┌──

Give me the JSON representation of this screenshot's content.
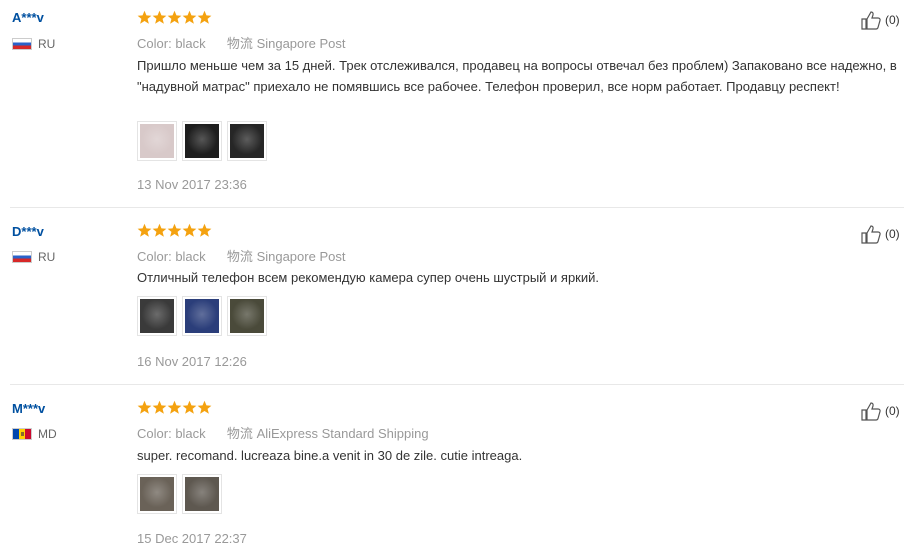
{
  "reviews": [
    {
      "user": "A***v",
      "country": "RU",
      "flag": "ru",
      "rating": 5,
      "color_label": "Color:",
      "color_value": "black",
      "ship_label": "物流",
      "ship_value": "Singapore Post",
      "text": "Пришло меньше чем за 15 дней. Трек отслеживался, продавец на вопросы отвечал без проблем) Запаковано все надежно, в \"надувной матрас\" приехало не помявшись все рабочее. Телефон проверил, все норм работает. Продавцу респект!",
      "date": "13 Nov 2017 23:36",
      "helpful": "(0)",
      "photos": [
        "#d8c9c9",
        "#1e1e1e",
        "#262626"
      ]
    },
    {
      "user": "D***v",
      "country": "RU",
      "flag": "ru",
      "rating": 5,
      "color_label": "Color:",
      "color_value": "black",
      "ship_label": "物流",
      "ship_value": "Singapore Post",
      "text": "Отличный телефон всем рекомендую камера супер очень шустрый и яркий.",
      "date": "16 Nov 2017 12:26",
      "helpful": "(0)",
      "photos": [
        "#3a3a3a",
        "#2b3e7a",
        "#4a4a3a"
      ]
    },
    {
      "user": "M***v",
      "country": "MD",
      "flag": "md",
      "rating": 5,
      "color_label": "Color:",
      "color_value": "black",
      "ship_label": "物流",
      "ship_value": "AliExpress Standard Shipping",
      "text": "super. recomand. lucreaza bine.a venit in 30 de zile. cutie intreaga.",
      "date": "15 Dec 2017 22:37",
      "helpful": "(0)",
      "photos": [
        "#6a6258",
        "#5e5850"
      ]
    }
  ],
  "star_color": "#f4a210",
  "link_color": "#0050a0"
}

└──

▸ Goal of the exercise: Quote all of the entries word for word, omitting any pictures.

▸ Task answer:
Give me the JSON representation of this screenshot's content.
{
  "reviews": [
    {
      "user": "A***v",
      "country": "RU",
      "flag": "ru",
      "rating": 5,
      "color_label": "Color:",
      "color_value": "black",
      "ship_label": "物流",
      "ship_value": "Singapore Post",
      "text": "Пришло меньше чем за 15 дней. Трек отслеживался, продавец на вопросы отвечал без проблем) Запаковано все надежно, в \"надувной матрас\" приехало не помявшись все рабочее. Телефон проверил, все норм работает. Продавцу респект!",
      "date": "13 Nov 2017 23:36",
      "helpful": "(0)",
      "photos": [
        "#d8c9c9",
        "#1e1e1e",
        "#262626"
      ]
    },
    {
      "user": "D***v",
      "country": "RU",
      "flag": "ru",
      "rating": 5,
      "color_label": "Color:",
      "color_value": "black",
      "ship_label": "物流",
      "ship_value": "Singapore Post",
      "text": "Отличный телефон всем рекомендую камера супер очень шустрый и яркий.",
      "date": "16 Nov 2017 12:26",
      "helpful": "(0)",
      "photos": [
        "#3a3a3a",
        "#2b3e7a",
        "#4a4a3a"
      ]
    },
    {
      "user": "M***v",
      "country": "MD",
      "flag": "md",
      "rating": 5,
      "color_label": "Color:",
      "color_value": "black",
      "ship_label": "物流",
      "ship_value": "AliExpress Standard Shipping",
      "text": "super. recomand. lucreaza bine.a venit in 30 de zile. cutie intreaga.",
      "date": "15 Dec 2017 22:37",
      "helpful": "(0)",
      "photos": [
        "#6a6258",
        "#5e5850"
      ]
    }
  ],
  "star_color": "#f4a210",
  "link_color": "#0050a0"
}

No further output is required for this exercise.